| UNIVERSITAT PIRATA
[ PIRATE UNIVERSITY ]
The Universitat Pirata, or Pirate University, was a self-organized university based out of the Miles de Viviendas social center in Barcelona.
It was founded on principles of piracy, meaning: the free circulation of educational access, the decorporatization and decommodification of knowledge, free culture, and a phenomenal 'fever to share'.
Following these lines, the Pirate University hosted a plethora of co-educational experimental 'bloques', or classes.
Some of the longest-running 'bloques' included:
* A class on the global history of Piracy and new practices/philosophies of Piracy such as social hacking and emerging forms of resistance.
* A feminism and DIY sex-toy workshop;
* A number of laboratories researching and building free-software tools, and 'interference' technologies for use in social movements and public space modification.
* There were physical education bloques based in urban exploration and embodied research:
* A large curandero-led bloque which dealt with wholistic health, naturopathy, herbalism, physical therapy; and the politics of medicine;
* There were research groups focused on the history and current practices of alternative pedagogy, self-organized education and student movements globally, as well as a group working on the theory and practice of Translation.
I participated in many different bloques, but my principal activities in the U.P. involved the Open-Source Sewing Studio, a ‘Branding/PR for Social Change’ seminar, and a neighborhood television experiment known as TV L'Ostia.
In addition to sharing the principle of Piracy, all of the bloques were experimental, androgogic, and focused on the intersection between research, theory and practice.
The Universitat Pirata was also deeply engaged in international and local political and pedagogical networks, supportive of other similar projects, and strongly enmeshed in the neighborhood struggle for self-defense.
The life of the Universitat Pirata was cut short by the eviction of the Miles social center - but at the time of it's disarticulation , many of the bloques had been in the process of transforming; bleeding into each other along transversal lines of agreement and contagious curiousity.
As is common with self-organized institutions, it's diverse energies have now continued on, only in new, and perhaps stronger forms.
VISIT THE PIRATE UNIVERSITY / UNIVERSITAT PIRATA WEBSITE HERE
One of the events we organized in the U.P. was a screening and discussion with a number of different radical telivision networks from around the world. Our guests included Catia TV, one of the largest community-controlled television networks in Caracas, Venezuela; Dara Greenwald, who spoke about the history of radical television collectives in the US, and presentations from Chilean and Argentinian pirate television stations as well.

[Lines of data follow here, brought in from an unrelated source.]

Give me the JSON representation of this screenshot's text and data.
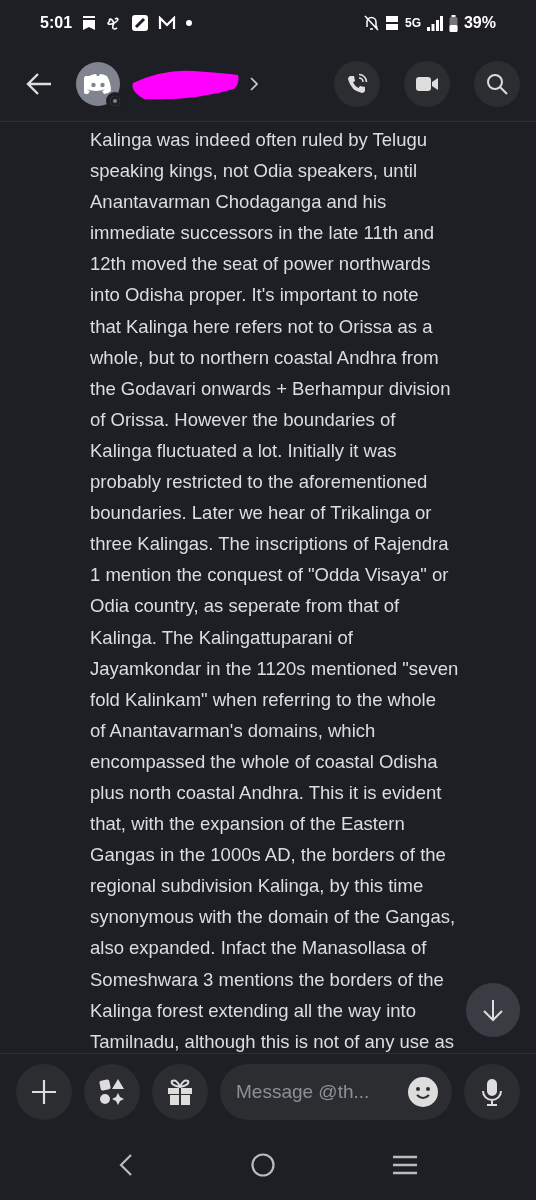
{
  "status_bar": {
    "time": "5:01",
    "battery": "39%",
    "network": "5G"
  },
  "message": {
    "lines": [
      "Kalinga was indeed often ruled by Telugu",
      "speaking kings, not Odia speakers, until",
      "Anantavarman Chodaganga and his",
      "immediate successors in the late 11th and",
      "12th moved the seat of power northwards",
      "into Odisha proper. It's important to note",
      "that Kalinga here refers not to Orissa as a",
      "whole, but to northern coastal Andhra from",
      "the Godavari onwards + Berhampur division",
      "of Orissa. However the boundaries of",
      "Kalinga fluctuated a lot. Initially it was",
      "probably restricted to the aforementioned",
      "boundaries. Later we hear of Trikalinga or",
      "three Kalingas. The inscriptions of Rajendra",
      "1 mention the conquest of \"Odda Visaya\" or",
      "Odia country, as seperate from that of",
      "Kalinga. The Kalingattuparani of",
      "Jayamkondar in the 1120s mentioned \"seven",
      "fold Kalinkam\" when referring to the whole",
      "of Anantavarman's domains, which",
      "encompassed the whole of coastal Odisha",
      "plus north coastal Andhra. This it is evident",
      "that, with the expansion of the Eastern",
      "Gangas in the 1000s AD, the borders of the",
      "regional subdivision Kalinga, by this time",
      "synonymous with the domain of the Gangas,",
      "also expanded. Infact the Manasollasa of",
      "Someshwara 3 mentions the borders of the",
      "Kalinga forest extending all the way into",
      "Tamilnadu, although this is not of any use as"
    ]
  },
  "composer": {
    "placeholder": "Message @th..."
  }
}
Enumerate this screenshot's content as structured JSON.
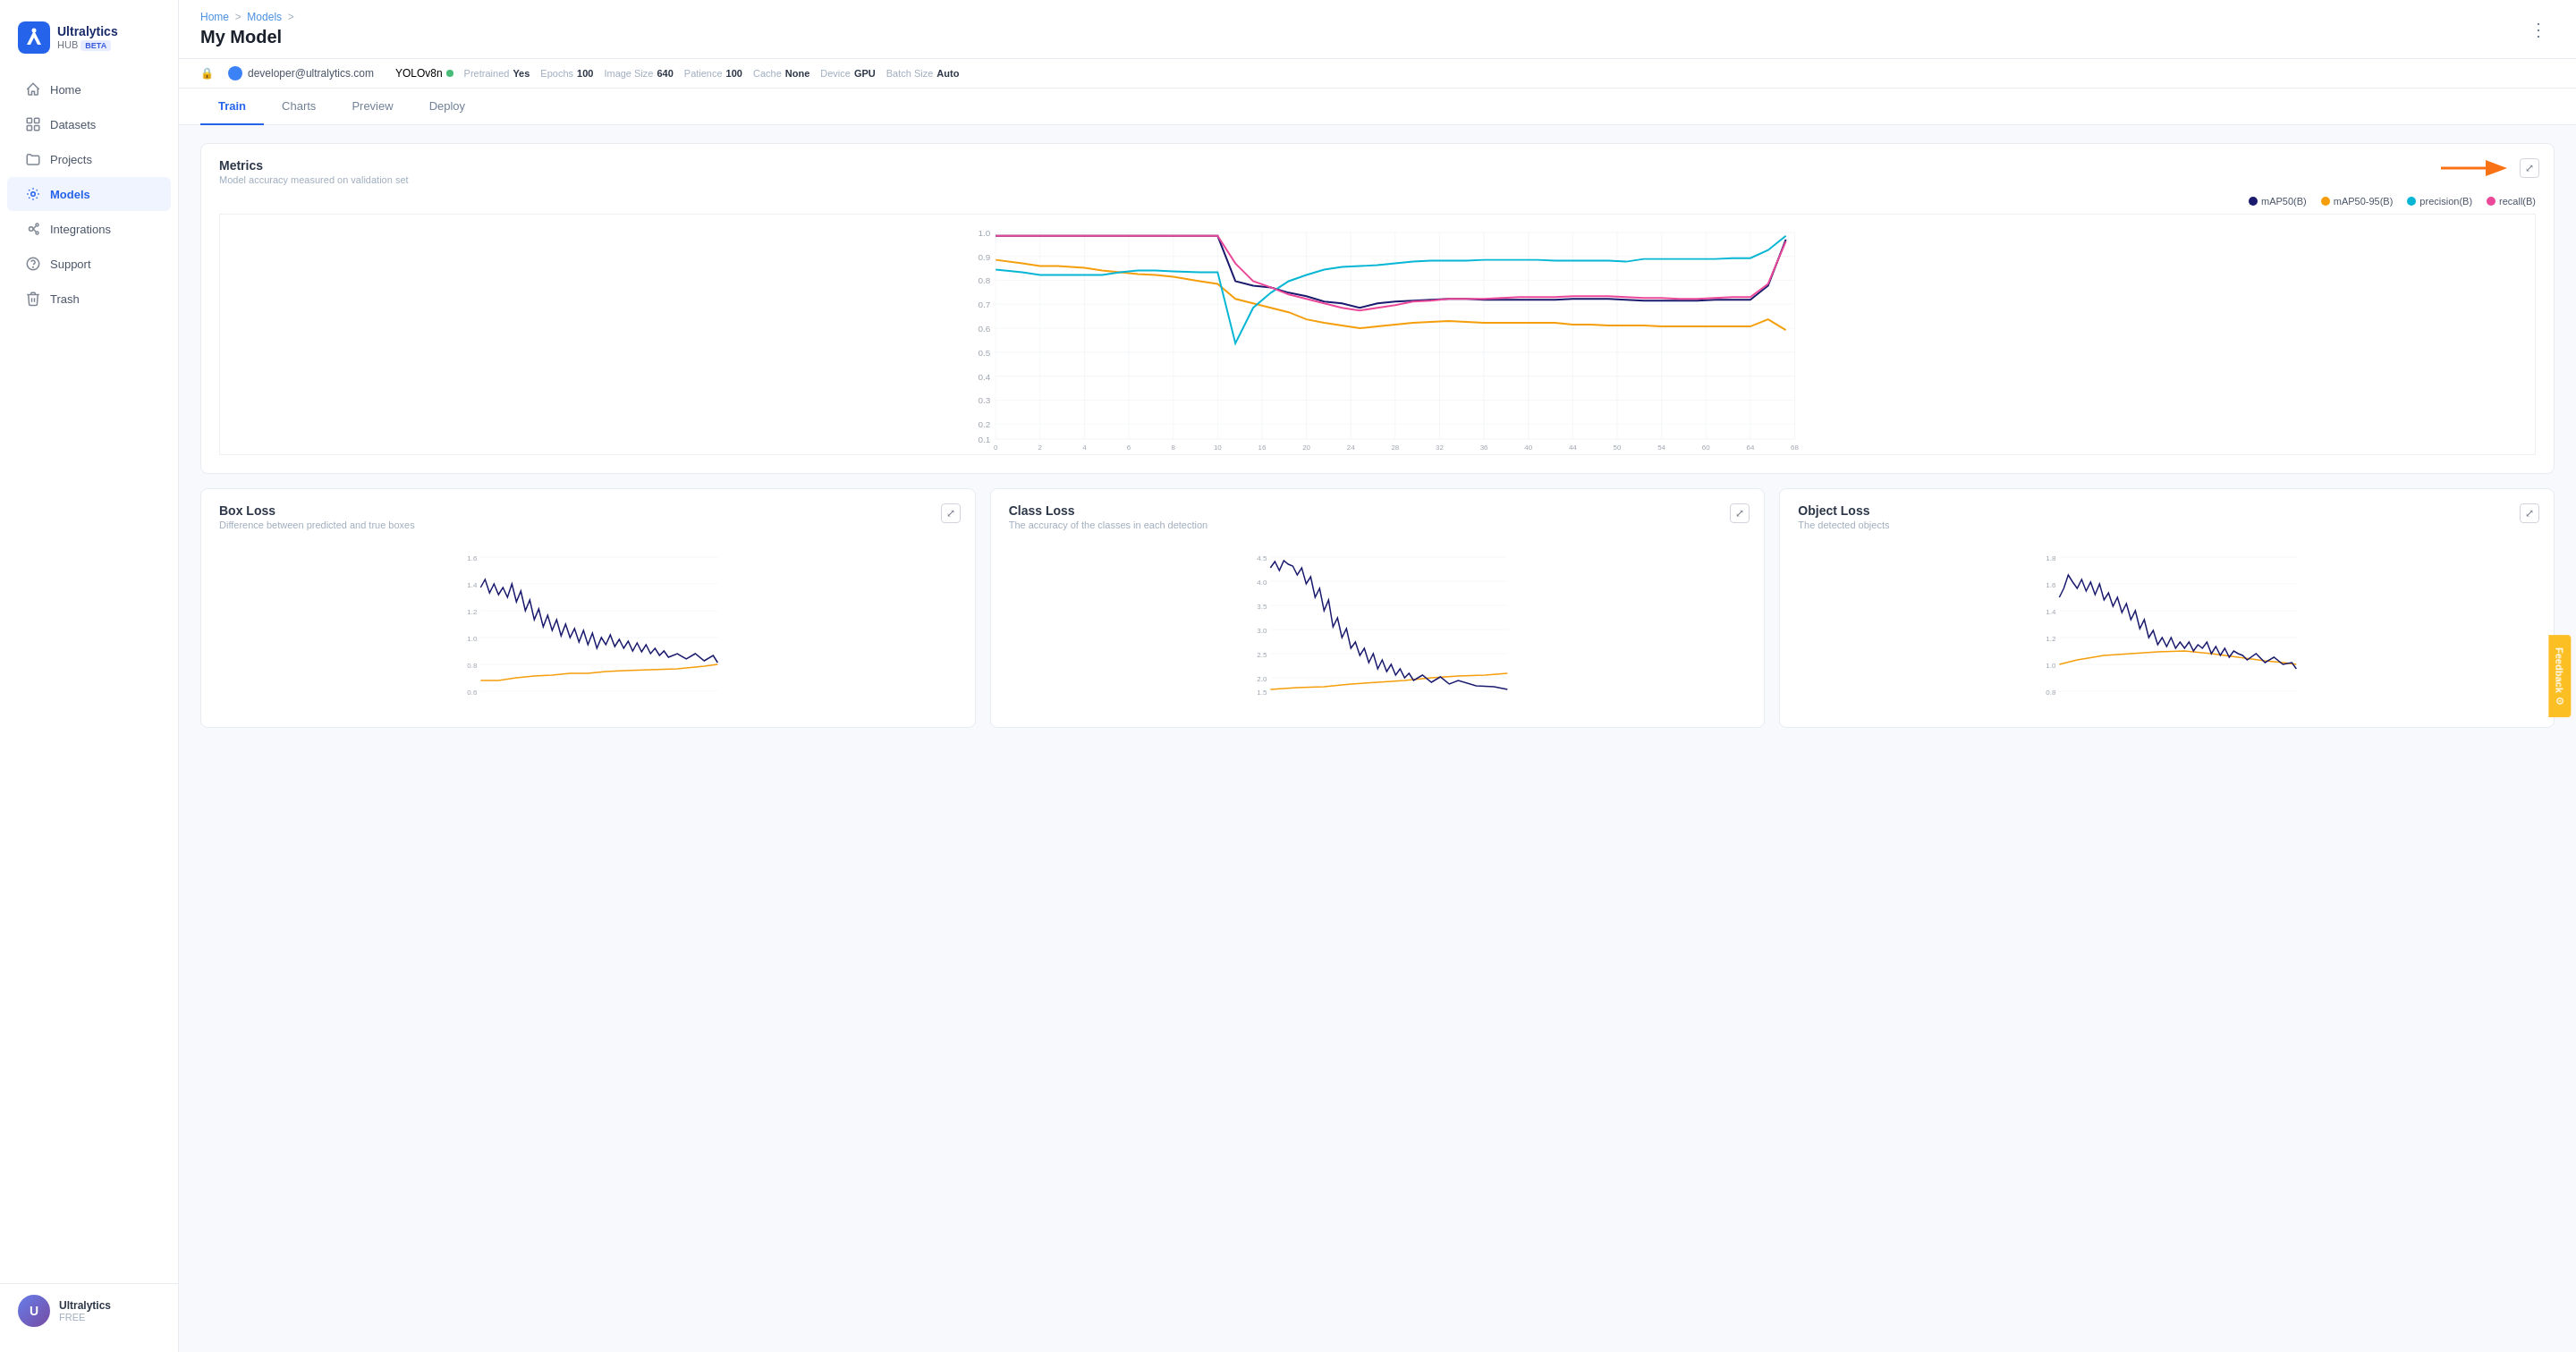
{
  "sidebar": {
    "logo": {
      "name": "Ultralytics",
      "sub": "HUB",
      "badge": "BETA"
    },
    "nav": [
      {
        "id": "home",
        "label": "Home",
        "icon": "home",
        "active": false
      },
      {
        "id": "datasets",
        "label": "Datasets",
        "icon": "datasets",
        "active": false
      },
      {
        "id": "projects",
        "label": "Projects",
        "icon": "projects",
        "active": false
      },
      {
        "id": "models",
        "label": "Models",
        "icon": "models",
        "active": true
      },
      {
        "id": "integrations",
        "label": "Integrations",
        "icon": "integrations",
        "active": false
      },
      {
        "id": "support",
        "label": "Support",
        "icon": "support",
        "active": false
      },
      {
        "id": "trash",
        "label": "Trash",
        "icon": "trash",
        "active": false
      }
    ],
    "user": {
      "name": "Ultralytics",
      "plan": "FREE"
    }
  },
  "breadcrumb": {
    "items": [
      "Home",
      "Models"
    ],
    "separator": ">"
  },
  "page": {
    "title": "My Model"
  },
  "model_info": {
    "email": "developer@ultralytics.com",
    "model_name": "YOLOv8n",
    "pretrained_label": "Pretrained",
    "pretrained_value": "Yes",
    "epochs_label": "Epochs",
    "epochs_value": "100",
    "image_size_label": "Image Size",
    "image_size_value": "640",
    "patience_label": "Patience",
    "patience_value": "100",
    "cache_label": "Cache",
    "cache_value": "None",
    "device_label": "Device",
    "device_value": "GPU",
    "batch_size_label": "Batch Size",
    "batch_size_value": "Auto"
  },
  "tabs": [
    {
      "id": "train",
      "label": "Train",
      "active": true
    },
    {
      "id": "charts",
      "label": "Charts",
      "active": false
    },
    {
      "id": "preview",
      "label": "Preview",
      "active": false
    },
    {
      "id": "deploy",
      "label": "Deploy",
      "active": false
    }
  ],
  "metrics_chart": {
    "title": "Metrics",
    "subtitle": "Model accuracy measured on validation set",
    "legend": [
      {
        "label": "mAP50(B)",
        "color": "#1a1a6e"
      },
      {
        "label": "mAP50-95(B)",
        "color": "#f59e0b"
      },
      {
        "label": "precision(B)",
        "color": "#06b6d4"
      },
      {
        "label": "recall(B)",
        "color": "#ec4899"
      }
    ]
  },
  "box_loss_chart": {
    "title": "Box Loss",
    "subtitle": "Difference between predicted and true boxes"
  },
  "class_loss_chart": {
    "title": "Class Loss",
    "subtitle": "The accuracy of the classes in each detection"
  },
  "object_loss_chart": {
    "title": "Object Loss",
    "subtitle": "The detected objects"
  },
  "feedback": {
    "label": "Feedback"
  }
}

This event was so inspiring that we decided to found a neighborhood pirate television network for the Barceloneta, known as 'TV L'Ostia'. TV L'Ostia consisted of a technical 'bloque' within the U.P. working on the development of a pirate transmitter, and the creation of a neighborhood based network of TV production and exhibition.
We set about talking with neighbors and collecting shows that were by, for, and about the Barceloneta, and with the creation of the first DVD of these shows, we inaugurated the first 'transmission'.
Inspired by one of our collaborators from the Italian 'Telestreets' movement, our 'transmission' was organized simply as a simultaneous public projection of TV L'Ostia throughout the neighborhood; in Bars, cafes, corner stores, and projected on the street.
I'll upload some clips soon from TV L'Ostia, for the edification of Barceloneta lovers..
You can also enjoy some of the interviews from the parallel effort: UniPirataTV
'Jugar para Ganar' and the Open Source Sewing Studio / Taller de Costura de Codigo Abierto:
In the Universitat Pirata I co-facilitated the 'Jugar para Ganar: Branding/PR for Social Change’ course,
where we studied branding theory and history and put it into various campaigns.
This often dovetailed with my main activities in the Open Source Sewing Studio /
Taller de Costura de Codigo Abierto. Both projects were collaborations with
Aviv Kruglanski, who was also the main tailor during the Yo Mango and Pret a
Revolter campaigns of Las Agencias.
In the Open Source Sewing Studio we made
costumes, fashion shows, textile design, soft sculptures for protest, and sewing
workshops where we would occupy the public space out in front of Miles.
SEE: Geografia Esborada, 'Why we Squat' campaign, Ropa Colgada/Bragas campaigns